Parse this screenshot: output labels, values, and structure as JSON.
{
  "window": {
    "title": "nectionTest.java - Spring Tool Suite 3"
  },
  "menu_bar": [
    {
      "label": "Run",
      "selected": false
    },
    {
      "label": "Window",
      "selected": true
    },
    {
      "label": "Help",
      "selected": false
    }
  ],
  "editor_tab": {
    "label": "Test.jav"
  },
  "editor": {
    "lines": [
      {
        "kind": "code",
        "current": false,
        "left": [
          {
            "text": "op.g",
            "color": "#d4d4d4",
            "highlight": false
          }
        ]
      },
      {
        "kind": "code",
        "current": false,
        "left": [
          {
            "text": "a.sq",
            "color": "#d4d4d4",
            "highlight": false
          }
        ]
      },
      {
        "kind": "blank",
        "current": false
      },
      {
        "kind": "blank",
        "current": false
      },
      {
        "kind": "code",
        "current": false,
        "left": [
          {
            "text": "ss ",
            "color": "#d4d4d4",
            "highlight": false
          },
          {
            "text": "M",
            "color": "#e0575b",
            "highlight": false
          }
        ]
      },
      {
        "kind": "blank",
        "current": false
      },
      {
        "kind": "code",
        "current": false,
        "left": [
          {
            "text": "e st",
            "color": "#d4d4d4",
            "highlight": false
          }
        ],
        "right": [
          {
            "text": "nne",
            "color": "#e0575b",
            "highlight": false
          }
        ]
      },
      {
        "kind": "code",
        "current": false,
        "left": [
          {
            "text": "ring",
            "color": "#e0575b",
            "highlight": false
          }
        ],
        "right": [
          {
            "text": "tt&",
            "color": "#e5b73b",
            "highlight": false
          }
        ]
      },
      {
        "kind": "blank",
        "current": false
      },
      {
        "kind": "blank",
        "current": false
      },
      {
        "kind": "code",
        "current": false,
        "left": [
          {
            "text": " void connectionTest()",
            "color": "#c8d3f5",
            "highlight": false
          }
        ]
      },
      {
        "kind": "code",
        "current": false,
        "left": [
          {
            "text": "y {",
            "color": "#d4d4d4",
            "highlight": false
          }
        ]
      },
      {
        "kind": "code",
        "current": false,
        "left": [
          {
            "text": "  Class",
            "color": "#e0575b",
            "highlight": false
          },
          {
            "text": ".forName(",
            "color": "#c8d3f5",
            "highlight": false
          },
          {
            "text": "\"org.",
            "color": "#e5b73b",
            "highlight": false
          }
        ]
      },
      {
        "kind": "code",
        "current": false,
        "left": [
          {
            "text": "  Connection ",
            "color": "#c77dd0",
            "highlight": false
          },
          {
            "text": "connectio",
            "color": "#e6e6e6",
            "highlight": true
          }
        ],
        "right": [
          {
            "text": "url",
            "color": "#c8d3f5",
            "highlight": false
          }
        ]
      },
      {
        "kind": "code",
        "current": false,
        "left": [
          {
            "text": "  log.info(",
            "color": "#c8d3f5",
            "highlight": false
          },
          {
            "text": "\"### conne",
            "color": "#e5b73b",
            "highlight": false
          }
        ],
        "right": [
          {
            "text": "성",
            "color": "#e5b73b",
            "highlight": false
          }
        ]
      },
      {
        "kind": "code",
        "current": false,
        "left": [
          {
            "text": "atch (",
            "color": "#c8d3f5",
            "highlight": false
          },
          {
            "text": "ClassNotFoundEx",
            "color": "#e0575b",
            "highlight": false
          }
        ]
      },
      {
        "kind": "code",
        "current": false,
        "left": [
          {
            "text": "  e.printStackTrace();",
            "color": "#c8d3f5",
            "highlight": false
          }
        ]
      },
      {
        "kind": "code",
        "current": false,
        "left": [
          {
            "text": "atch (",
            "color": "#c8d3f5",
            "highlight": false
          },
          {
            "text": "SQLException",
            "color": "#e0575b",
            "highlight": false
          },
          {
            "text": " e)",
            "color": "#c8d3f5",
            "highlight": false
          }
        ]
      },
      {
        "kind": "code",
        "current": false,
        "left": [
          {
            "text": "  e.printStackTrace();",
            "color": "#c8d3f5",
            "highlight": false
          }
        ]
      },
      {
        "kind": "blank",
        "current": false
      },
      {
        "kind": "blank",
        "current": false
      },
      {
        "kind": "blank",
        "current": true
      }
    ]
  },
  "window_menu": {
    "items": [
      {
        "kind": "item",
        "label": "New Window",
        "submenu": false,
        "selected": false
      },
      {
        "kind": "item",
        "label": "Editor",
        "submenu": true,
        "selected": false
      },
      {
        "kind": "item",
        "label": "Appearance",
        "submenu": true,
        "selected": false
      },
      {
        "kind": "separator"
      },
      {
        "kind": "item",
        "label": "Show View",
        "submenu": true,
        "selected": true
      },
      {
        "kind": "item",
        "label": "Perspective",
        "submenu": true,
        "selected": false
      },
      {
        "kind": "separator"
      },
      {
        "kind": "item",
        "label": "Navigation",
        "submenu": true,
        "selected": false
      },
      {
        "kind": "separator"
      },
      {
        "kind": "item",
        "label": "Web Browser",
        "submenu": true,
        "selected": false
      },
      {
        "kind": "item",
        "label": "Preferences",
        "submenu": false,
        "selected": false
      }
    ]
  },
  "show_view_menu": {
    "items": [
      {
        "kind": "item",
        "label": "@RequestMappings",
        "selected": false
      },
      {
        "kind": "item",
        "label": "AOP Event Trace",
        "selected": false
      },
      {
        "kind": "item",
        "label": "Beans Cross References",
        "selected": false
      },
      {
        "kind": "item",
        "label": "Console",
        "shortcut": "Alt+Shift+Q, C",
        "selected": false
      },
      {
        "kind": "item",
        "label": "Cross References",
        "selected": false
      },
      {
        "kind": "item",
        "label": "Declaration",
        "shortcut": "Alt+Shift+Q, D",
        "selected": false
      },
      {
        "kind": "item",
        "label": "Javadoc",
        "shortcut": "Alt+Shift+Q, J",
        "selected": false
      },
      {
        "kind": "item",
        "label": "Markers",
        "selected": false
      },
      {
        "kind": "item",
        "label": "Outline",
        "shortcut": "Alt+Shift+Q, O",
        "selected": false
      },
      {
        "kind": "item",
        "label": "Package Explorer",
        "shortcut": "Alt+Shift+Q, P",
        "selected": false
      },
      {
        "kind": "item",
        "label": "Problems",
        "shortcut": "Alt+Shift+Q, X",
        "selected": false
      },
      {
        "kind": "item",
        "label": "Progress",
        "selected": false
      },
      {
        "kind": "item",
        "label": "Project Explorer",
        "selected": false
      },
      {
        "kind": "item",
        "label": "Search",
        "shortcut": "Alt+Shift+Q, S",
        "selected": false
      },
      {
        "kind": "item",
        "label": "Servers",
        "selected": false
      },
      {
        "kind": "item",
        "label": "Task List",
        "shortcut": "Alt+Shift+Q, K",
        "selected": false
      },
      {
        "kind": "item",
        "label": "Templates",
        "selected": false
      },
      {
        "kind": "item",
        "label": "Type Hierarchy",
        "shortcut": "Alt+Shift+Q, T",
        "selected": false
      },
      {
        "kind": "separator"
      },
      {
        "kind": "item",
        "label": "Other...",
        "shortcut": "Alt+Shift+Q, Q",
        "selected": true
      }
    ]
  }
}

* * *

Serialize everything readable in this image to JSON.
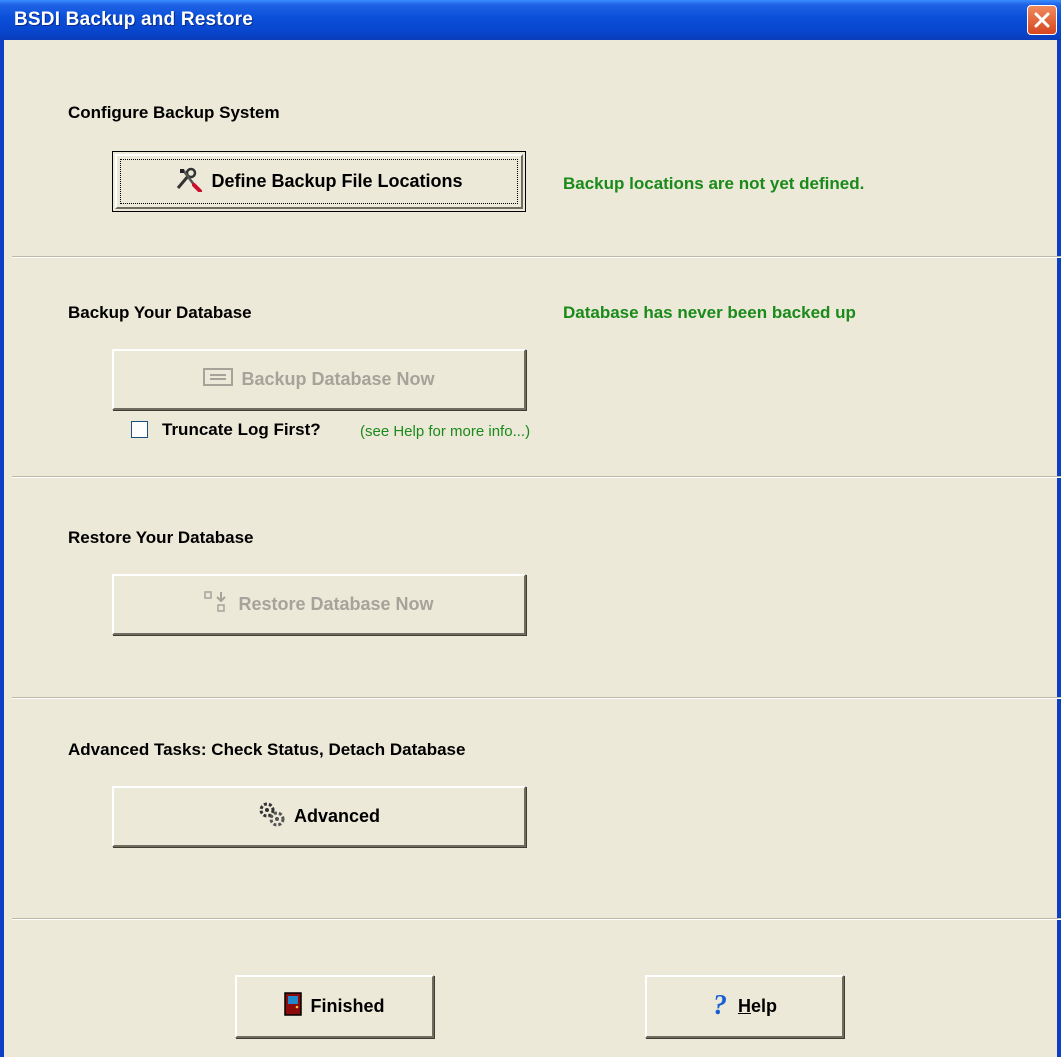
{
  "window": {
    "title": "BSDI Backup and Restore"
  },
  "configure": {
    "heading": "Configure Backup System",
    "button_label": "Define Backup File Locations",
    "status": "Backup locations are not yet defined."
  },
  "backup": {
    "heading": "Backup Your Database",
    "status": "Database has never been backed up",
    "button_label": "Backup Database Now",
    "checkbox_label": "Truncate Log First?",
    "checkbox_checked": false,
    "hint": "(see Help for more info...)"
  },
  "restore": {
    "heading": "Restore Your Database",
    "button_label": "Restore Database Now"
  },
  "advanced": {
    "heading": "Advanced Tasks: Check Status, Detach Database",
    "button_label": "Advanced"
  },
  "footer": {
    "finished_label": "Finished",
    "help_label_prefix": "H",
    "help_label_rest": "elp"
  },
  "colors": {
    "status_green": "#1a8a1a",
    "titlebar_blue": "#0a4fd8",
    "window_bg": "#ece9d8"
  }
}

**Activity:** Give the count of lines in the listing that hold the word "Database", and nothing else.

**Answer for this exercise:** 6